And it’s not an ego-thing anymore, this writing and even publishing poems. When I was a boy I wanted to be famous, but I quit being a boy — at least that kind of boy – at about age 52. (Not that long ago, true.) I just want to make sense of things and language — poetic language — is the way I’ve always done that, even when I was a boy. Buddhism puts a lot of emphasis on silence and even sometimes overtly relegates language to a secondary status, not more than a practical instrument, necessary but deeply flawed. At the same time, Buddhism has produced its share of great poets. The genius of language lies, as the old Zen hermit-poets understood, lies in its impurity and imperfection.

 Posted by at 8:43 pm

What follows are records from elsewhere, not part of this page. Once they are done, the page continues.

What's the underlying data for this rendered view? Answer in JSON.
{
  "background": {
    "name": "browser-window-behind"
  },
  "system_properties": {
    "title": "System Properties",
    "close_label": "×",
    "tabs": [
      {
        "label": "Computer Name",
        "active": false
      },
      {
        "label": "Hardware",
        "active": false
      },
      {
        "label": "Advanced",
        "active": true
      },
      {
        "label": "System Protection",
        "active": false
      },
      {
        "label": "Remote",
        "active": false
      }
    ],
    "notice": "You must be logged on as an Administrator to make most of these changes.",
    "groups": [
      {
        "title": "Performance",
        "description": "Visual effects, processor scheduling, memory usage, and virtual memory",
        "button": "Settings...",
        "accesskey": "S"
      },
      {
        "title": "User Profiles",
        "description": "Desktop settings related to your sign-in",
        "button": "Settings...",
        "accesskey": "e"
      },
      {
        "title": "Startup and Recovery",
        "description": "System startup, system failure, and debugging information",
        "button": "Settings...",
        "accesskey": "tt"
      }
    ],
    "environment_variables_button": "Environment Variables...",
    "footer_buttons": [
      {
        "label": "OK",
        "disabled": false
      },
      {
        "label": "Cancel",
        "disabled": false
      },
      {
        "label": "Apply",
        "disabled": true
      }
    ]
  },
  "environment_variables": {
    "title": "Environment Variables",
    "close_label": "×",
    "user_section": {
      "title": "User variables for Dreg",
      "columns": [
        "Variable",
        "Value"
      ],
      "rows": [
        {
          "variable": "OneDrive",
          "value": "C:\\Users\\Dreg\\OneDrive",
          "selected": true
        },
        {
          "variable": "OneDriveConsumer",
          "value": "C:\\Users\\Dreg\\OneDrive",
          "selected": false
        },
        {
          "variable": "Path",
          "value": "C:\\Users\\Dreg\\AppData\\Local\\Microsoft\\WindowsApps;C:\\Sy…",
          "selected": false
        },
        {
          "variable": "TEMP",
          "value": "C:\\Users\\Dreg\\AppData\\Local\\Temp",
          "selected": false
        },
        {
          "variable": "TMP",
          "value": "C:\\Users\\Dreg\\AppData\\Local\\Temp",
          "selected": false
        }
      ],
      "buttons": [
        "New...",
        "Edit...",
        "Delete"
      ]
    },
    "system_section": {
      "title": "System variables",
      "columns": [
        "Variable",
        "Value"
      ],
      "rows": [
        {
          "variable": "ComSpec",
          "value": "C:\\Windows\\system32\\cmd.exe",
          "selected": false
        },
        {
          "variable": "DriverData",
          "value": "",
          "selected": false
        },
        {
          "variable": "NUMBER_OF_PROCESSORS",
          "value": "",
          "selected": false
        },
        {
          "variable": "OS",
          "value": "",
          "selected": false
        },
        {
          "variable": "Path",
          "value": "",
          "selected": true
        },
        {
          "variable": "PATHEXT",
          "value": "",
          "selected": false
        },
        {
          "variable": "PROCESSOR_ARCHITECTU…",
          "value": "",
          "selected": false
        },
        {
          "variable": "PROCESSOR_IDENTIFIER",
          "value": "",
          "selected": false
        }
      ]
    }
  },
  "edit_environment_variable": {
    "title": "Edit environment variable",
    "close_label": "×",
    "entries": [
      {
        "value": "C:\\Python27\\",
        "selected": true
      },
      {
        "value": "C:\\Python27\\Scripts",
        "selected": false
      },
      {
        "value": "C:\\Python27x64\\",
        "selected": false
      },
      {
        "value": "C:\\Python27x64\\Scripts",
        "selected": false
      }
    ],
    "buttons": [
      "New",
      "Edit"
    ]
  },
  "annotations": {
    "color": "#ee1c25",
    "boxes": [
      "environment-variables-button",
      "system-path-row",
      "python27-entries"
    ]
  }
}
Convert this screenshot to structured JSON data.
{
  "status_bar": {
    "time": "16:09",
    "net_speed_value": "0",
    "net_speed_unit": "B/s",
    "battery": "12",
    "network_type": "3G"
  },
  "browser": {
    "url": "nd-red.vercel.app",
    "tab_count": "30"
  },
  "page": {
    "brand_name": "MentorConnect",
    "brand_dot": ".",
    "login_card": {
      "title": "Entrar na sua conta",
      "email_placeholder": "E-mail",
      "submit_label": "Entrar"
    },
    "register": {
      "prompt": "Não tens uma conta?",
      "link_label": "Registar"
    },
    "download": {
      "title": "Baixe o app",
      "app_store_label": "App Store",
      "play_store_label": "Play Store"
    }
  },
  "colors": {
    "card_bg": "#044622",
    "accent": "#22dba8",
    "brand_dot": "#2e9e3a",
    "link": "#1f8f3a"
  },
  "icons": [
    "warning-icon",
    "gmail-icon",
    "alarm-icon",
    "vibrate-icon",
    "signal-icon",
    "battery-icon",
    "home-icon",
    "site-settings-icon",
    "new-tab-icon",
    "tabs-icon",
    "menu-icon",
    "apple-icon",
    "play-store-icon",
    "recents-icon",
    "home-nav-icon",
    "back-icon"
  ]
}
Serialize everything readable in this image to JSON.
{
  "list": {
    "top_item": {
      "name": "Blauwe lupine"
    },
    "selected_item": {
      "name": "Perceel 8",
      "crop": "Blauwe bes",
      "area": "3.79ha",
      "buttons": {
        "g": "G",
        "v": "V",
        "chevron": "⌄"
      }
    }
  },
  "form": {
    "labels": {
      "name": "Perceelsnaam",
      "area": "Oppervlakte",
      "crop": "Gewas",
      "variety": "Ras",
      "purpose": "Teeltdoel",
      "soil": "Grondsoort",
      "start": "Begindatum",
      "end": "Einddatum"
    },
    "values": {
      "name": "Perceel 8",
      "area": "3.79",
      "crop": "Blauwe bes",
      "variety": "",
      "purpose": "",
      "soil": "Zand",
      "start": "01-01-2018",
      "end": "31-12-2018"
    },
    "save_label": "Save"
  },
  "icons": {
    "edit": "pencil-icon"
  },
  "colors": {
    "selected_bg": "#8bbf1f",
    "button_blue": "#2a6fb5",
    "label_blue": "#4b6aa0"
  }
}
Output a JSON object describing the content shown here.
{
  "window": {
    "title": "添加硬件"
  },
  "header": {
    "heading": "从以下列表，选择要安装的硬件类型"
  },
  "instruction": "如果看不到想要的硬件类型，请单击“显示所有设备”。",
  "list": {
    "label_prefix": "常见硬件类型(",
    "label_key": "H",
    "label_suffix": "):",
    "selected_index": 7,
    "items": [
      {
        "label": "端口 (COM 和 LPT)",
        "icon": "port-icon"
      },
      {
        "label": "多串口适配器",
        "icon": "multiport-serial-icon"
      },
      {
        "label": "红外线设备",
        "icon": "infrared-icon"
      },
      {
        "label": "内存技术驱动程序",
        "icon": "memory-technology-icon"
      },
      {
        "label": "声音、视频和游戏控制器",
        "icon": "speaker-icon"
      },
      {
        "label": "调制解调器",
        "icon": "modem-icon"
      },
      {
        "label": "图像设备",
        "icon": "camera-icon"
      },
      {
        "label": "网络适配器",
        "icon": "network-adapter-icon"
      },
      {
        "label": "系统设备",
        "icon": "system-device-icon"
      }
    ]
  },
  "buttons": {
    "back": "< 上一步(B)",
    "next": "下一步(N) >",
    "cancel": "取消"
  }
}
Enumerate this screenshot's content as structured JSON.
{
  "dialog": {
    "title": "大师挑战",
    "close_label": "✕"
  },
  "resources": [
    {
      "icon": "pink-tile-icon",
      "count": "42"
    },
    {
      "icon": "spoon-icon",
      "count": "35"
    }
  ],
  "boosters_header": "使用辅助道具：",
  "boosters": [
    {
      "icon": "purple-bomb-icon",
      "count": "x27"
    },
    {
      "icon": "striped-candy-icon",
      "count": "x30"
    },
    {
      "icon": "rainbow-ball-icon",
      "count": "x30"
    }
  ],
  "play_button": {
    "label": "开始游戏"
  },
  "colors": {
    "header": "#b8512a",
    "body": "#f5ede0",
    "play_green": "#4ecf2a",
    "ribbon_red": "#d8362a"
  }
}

Feb 092010
 

The old Buddhist masters I’ve been reading — Dogen and Foyan in particular — must have been crusty old bastards. They certainly did some hard traveling in the Woody Guthrie way, traveling back and forth from Japan to China, which is where the greatest Zen teachers lived. (Maybe that should be Way.) When a junior monk, accompanied by a couple of his seniors, asked Foyan a stupid question, the sage said, “If it wasn’t for you two old guys, I’d have punched that little bed-wetter out.” Still, what they meant by enlightenment is just straightforward happiness — managing to get through the day without freaking out. At the same time, of course, this is the toughest thing in the world and takes a lifetime to attain — this is seeing into the heart of things.